"Everyone was worried this morning about his health, worried that it was not possible for him to get to the finish and that he would have to go to the hospital," said the Ferrari chief. "But he was very good.
"It is just not being used to racing. I am expecting a big step next week."
Massa to fly to Miami on Friday for more checks
Ferrari's Felipe Massa will fly to the United States on Friday to see a motor racing trauma specialist as part of his recovery from the life-threatening head injuries suffered in Hungary last month.
The Formula One champions said on Sunday the Brazilian would visit neurosurgeon Steve Olvey, who was medical director of the former CART series.
Olvey played a crucial role in saving the life of Alex Zanardi in 2001 after the Italian lost both his legs in an horrific crash in Germany.
He has also worked with Formula One's governing body, the International Automobile Federation (FIA) in designing safer helmets.
"I will take my CTs (brain scans) with me and probably undergo further exams at the hospital in Miami," Massa said in a statement.

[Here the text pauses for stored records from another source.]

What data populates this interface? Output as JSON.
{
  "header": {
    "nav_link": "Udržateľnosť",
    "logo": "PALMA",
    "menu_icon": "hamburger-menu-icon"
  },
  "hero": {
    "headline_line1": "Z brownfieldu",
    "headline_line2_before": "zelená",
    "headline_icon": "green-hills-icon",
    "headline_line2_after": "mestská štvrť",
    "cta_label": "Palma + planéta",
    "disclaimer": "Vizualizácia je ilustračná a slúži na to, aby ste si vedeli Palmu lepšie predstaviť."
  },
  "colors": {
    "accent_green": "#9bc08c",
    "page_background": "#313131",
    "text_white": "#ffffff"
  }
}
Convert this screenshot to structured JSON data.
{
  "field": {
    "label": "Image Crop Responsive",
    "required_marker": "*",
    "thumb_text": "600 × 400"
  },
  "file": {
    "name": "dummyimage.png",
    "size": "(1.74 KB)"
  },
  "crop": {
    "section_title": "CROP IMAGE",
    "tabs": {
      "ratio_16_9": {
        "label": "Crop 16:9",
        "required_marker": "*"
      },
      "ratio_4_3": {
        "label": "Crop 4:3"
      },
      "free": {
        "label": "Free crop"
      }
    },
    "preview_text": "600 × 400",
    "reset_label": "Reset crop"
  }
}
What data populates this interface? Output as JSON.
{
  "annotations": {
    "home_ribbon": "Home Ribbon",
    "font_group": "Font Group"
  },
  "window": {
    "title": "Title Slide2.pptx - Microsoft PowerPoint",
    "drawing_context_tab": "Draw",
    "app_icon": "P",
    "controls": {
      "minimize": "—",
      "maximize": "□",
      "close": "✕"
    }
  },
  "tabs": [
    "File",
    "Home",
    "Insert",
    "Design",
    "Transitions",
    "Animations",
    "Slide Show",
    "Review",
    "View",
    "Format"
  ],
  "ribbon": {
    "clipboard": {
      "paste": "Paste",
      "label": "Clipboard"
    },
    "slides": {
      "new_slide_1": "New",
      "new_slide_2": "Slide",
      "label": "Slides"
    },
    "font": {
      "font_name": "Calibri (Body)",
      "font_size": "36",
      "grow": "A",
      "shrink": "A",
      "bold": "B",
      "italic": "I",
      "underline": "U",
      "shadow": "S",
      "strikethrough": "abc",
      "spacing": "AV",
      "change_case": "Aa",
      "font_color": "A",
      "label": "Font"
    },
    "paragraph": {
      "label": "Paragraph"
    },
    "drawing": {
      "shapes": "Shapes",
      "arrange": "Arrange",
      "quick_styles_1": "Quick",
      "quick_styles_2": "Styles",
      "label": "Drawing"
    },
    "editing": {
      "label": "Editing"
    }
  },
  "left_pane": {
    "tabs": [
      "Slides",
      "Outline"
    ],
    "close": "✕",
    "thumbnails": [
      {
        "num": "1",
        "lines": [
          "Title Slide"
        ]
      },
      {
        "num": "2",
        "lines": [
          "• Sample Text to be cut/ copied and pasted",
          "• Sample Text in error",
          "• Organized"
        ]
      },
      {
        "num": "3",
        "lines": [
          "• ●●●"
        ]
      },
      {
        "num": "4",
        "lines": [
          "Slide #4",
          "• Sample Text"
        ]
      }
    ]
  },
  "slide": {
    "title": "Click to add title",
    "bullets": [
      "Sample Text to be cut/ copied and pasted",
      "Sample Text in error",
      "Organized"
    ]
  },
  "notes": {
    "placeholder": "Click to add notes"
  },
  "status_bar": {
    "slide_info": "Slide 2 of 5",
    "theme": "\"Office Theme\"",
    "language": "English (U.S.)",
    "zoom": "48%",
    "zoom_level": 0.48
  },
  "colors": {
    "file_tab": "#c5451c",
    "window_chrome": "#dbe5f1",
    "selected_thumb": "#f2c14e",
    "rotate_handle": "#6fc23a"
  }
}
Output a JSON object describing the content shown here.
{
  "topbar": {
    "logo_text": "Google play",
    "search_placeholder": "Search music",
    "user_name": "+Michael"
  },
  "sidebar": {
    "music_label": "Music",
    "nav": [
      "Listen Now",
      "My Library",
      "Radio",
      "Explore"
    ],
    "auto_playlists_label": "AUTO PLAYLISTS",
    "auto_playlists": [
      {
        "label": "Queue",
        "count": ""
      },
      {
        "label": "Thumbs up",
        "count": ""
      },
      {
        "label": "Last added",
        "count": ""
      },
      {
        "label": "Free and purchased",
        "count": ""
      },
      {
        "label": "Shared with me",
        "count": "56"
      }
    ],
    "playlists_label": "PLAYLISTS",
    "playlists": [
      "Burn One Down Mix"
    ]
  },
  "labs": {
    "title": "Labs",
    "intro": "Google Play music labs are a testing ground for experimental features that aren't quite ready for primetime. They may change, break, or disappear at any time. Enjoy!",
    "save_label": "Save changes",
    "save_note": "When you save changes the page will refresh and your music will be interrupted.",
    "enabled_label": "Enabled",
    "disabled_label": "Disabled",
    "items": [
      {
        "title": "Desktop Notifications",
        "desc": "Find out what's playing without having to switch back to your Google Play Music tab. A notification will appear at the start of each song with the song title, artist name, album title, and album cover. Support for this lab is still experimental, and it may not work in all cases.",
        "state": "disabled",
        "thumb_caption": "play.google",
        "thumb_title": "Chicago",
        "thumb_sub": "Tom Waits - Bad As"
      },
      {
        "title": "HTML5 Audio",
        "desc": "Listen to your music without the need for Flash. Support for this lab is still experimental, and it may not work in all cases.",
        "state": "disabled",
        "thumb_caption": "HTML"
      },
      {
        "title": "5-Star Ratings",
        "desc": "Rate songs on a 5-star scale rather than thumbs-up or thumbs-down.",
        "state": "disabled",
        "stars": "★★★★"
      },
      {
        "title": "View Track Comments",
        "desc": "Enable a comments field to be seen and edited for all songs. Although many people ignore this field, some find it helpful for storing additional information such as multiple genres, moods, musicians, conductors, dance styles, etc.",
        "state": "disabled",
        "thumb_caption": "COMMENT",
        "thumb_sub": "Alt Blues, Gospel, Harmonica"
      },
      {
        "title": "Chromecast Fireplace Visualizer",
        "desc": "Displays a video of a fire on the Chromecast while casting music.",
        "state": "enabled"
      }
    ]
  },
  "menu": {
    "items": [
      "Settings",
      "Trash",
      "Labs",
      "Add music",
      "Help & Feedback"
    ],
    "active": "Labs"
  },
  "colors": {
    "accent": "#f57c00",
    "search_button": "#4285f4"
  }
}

The Brazilian was struck on the head by a spring that broke free from compatriot Rubens Barrichello's Brawn car during qualifying in Budapest.
He watched from his bed in Sao Paulo on Sunday as Barrichello won the European Grand Prix in Valencia, the 37-year-old former Ferrari driver's first win in nearly five years.
Massa said he had called Barrichello, who carried a message to his compatriot on his helmet, to congratulate him as well as talking to Ferrari boss Stefano Domenicali and president Luca di Montezemolo.
"I was with my fingers crossed all the time, expecting a victory that could keep the Brazilian domination in Valencia," said Massa, last year's winner in the city from pole position.
"Rubens did a fantastic job today. I was checking his lap times and I'm sure he could win even without (Lewis) Hamilton's McLaren problem," he added.